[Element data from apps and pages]
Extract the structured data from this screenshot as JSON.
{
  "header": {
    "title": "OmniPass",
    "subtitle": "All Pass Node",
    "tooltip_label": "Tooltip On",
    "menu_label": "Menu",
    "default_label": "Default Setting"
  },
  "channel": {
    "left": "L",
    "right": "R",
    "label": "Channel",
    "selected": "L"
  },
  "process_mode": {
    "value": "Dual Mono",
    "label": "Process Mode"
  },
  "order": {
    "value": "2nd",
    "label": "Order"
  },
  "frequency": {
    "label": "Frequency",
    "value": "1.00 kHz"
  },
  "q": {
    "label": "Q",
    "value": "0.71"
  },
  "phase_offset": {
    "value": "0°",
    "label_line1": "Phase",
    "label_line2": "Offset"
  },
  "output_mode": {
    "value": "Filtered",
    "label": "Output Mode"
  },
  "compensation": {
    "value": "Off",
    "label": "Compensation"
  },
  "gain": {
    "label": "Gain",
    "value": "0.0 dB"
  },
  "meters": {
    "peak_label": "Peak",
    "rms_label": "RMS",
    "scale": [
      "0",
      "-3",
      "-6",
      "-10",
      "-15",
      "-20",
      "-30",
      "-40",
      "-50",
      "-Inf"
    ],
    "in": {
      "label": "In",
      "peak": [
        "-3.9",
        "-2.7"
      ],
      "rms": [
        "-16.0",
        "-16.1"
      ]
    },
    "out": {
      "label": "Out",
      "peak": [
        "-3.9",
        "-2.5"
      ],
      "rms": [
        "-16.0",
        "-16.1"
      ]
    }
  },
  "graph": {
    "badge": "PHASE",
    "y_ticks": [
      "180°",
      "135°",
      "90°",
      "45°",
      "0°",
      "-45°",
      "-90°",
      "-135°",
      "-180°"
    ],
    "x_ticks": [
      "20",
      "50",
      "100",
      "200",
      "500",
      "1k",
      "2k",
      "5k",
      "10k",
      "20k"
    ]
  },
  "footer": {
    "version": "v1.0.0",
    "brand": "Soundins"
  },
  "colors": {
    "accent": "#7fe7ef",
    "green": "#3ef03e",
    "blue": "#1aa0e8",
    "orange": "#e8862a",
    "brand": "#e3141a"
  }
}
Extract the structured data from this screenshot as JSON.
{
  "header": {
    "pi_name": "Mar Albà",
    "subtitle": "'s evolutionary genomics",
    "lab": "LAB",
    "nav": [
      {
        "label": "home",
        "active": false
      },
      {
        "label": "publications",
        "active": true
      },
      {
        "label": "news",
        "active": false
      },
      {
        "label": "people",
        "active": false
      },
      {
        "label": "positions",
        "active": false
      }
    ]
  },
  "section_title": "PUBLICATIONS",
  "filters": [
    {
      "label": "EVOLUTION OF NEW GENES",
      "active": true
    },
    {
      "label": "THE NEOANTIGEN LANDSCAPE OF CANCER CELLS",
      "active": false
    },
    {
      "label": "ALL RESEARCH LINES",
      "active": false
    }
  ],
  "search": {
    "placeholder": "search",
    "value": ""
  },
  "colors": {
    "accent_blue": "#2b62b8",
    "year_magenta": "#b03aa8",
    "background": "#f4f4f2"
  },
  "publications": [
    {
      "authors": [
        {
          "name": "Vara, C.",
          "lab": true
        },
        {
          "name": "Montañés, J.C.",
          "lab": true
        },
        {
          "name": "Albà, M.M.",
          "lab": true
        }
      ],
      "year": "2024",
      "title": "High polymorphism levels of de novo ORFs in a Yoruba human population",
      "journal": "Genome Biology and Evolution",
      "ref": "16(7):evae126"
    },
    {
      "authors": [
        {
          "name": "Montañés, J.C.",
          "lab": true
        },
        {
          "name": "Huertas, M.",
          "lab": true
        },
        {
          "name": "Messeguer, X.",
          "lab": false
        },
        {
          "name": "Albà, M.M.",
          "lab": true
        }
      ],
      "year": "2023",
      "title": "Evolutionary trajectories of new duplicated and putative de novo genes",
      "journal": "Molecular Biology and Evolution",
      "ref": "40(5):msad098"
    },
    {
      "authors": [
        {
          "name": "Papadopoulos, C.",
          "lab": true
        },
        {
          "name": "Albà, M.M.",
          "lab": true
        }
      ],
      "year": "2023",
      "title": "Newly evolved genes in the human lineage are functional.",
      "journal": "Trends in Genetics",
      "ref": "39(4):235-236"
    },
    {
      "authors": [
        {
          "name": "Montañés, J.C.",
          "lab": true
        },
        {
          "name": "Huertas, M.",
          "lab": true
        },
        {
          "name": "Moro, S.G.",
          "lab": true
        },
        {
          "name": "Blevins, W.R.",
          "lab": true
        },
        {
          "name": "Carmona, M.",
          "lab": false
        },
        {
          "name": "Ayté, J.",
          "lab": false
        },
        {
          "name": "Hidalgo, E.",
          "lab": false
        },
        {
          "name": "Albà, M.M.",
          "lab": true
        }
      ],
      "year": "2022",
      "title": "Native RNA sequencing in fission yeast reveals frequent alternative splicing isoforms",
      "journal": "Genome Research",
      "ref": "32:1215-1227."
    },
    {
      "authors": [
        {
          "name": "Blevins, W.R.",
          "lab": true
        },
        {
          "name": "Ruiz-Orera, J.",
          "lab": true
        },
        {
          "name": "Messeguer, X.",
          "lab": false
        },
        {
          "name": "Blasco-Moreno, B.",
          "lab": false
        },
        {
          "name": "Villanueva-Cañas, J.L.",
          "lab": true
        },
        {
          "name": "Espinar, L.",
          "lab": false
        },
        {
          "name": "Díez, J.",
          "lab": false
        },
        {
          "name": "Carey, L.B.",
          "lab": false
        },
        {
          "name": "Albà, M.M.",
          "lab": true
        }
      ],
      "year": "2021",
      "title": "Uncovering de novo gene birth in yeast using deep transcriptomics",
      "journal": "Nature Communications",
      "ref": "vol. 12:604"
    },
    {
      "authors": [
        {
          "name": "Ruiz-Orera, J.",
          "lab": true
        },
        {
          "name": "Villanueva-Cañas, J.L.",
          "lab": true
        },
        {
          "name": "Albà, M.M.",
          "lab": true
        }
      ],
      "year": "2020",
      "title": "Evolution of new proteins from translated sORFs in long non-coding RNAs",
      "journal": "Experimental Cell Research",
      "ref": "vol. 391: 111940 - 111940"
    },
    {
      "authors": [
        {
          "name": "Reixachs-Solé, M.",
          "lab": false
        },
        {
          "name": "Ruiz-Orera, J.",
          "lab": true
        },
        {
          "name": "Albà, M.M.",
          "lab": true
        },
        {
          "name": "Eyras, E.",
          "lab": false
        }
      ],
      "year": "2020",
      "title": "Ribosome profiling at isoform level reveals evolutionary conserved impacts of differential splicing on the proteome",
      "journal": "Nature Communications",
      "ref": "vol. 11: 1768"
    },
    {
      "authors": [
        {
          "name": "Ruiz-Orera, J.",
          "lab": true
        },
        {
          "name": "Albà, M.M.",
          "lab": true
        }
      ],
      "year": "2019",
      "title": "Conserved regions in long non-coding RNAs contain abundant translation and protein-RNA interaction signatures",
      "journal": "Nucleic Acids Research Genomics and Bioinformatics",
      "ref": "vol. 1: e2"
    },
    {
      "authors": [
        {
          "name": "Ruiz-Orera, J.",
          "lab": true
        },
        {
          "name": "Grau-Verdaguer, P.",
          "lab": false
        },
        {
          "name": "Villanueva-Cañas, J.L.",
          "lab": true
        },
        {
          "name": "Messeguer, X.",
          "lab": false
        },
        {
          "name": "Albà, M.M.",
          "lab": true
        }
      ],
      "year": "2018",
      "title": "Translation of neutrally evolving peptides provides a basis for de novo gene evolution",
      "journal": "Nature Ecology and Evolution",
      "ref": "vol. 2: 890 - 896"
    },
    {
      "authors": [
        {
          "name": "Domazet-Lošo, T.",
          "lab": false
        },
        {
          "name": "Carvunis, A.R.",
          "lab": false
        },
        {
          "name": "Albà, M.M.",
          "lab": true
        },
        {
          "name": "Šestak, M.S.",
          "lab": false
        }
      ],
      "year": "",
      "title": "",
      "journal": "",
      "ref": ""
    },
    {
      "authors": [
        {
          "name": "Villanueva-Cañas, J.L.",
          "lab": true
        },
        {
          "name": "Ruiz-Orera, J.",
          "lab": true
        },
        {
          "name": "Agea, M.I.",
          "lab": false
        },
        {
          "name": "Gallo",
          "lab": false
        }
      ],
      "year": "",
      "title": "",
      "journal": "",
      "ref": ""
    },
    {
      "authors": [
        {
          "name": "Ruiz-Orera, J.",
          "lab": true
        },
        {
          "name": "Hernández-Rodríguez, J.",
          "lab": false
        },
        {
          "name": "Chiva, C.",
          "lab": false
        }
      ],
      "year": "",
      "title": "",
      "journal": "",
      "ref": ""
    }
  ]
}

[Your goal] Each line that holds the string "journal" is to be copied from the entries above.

[Exercise solution]
      "journal": "Genome Biology and Evolution",
      "journal": "Molecular Biology and Evolution",
      "journal": "Trends in Genetics",
      "journal": "Genome Research",
      "journal": "Nature Communications",
      "journal": "Experimental Cell Research",
      "journal": "Nature Communications",
      "journal": "Nucleic Acids Research Genomics and Bioinformatics",
      "journal": "Nature Ecology and Evolution",
      "journal": "",
      "journal": "",
      "journal": "",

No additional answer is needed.